That being said, I believe Medievalmaniac may be correct in that English may be the one instance where the above does not apply, probably owing to the insane competitiveness of the field. There is no general prohibition against using English as a language in Comp Lit programs, although some programs will specify that English can only be chosen if the student intends to study Old or Middle English--not a problem for a medievalist. Also, I believe in some programs, it may be possible for a student to choose to do English one of the primary languages and then learn an additional foreign language to make up for it in fulfillment of the requirement for x languages other than English/student's native language. I do not know, though, how competitive a Comp Lit candidate will be on the English job market--that seems to be a question that can be answered more clearly by a professor, or at least an English candidate who has seriously considered and researched Comp Lit and is more familiar with the situation. I do know that there are students in my program who are choosing to study English, though, so it definitely isn't unheard of. Alternately, since you are interested in Old Castilian, you could do Comp Lit with Spanish as a major language and be qualified to get a job in Spanish or Comp Lit.

Link to comment
Share on other sites

Create an account or sign in to comment

You need to be a member in order to leave a comment

Create an account

Sign up for a new account in our community. It's easy!

Register a new account

Sign in

Already have an account?
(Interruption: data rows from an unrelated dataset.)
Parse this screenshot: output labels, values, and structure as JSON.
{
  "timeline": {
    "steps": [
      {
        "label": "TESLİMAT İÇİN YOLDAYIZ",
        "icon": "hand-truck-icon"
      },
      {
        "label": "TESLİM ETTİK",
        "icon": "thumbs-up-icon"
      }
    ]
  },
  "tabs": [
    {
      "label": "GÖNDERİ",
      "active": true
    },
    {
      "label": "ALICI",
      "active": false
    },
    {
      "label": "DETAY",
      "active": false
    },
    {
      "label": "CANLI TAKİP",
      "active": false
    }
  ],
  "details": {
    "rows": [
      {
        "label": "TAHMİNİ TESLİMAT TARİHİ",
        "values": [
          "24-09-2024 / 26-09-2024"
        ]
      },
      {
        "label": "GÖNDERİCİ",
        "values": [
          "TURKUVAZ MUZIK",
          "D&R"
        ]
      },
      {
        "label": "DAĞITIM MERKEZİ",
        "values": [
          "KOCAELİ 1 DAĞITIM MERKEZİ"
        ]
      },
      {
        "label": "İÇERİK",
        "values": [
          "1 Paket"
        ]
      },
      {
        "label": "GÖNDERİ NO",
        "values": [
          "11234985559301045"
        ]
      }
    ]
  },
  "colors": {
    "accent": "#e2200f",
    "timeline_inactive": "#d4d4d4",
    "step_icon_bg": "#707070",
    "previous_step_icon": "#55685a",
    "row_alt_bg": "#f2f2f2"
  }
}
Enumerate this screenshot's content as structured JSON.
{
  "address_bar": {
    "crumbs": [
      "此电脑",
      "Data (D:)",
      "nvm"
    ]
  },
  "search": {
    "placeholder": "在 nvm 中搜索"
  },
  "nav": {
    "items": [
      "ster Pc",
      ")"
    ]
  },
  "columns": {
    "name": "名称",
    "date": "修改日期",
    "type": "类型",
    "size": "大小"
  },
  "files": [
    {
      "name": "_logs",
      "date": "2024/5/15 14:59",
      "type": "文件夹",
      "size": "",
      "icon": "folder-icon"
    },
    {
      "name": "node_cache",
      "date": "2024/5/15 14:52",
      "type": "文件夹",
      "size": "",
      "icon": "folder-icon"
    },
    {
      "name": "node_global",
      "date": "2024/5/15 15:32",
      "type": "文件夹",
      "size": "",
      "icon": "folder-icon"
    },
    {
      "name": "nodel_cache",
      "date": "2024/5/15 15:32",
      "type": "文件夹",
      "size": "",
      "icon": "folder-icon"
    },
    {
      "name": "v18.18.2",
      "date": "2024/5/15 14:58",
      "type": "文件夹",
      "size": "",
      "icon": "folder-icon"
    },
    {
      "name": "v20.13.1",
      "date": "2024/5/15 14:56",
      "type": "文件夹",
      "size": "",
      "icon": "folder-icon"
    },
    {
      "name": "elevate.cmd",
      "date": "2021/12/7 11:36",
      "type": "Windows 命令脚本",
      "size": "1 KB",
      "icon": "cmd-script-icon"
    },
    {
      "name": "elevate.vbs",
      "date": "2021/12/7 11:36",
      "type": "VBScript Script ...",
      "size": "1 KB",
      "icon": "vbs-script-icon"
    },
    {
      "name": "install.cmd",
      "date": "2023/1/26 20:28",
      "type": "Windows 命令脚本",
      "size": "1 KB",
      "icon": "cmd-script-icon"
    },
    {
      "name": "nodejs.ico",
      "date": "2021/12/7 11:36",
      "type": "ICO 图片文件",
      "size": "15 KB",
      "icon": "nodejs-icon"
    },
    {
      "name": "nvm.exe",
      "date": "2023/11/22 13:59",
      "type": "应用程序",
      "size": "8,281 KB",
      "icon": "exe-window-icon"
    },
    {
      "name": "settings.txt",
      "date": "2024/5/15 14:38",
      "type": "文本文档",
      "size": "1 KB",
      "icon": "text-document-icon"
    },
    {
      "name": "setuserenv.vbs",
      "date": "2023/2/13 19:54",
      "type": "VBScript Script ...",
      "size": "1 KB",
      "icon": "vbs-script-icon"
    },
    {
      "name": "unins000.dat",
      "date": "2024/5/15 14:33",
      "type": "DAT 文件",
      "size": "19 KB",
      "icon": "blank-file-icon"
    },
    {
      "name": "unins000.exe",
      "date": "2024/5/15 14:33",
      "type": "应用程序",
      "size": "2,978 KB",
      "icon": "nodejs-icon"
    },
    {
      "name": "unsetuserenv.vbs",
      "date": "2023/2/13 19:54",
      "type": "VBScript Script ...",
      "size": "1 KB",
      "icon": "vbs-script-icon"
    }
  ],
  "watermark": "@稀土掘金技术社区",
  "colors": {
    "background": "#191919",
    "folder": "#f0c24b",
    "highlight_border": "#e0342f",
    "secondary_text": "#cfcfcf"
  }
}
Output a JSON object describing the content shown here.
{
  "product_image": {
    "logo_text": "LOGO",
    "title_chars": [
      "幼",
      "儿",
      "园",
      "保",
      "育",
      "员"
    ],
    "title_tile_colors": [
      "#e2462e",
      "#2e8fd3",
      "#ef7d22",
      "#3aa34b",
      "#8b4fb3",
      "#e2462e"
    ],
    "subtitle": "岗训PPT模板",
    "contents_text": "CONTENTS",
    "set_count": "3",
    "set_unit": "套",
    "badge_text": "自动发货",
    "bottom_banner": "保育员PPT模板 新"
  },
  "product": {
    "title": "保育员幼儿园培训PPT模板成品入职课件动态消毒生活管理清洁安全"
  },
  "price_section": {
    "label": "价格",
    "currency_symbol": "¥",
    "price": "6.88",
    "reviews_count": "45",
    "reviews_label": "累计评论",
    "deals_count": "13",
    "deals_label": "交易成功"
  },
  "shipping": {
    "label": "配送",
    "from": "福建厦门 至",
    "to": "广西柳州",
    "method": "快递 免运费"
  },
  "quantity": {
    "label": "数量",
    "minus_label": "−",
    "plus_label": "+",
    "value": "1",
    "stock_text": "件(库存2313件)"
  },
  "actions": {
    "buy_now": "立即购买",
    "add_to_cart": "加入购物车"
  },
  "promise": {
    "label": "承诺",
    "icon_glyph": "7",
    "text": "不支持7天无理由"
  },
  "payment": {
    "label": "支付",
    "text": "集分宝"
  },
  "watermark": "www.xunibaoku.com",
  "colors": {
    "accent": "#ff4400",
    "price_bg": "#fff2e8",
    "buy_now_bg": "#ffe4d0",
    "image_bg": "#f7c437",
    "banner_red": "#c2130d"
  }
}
Sign in here.

Sign In Now
×
×
  • Create New...

Important Information

This website uses cookies to ensure you get the best experience on our website. See our Privacy Policy and Terms of Use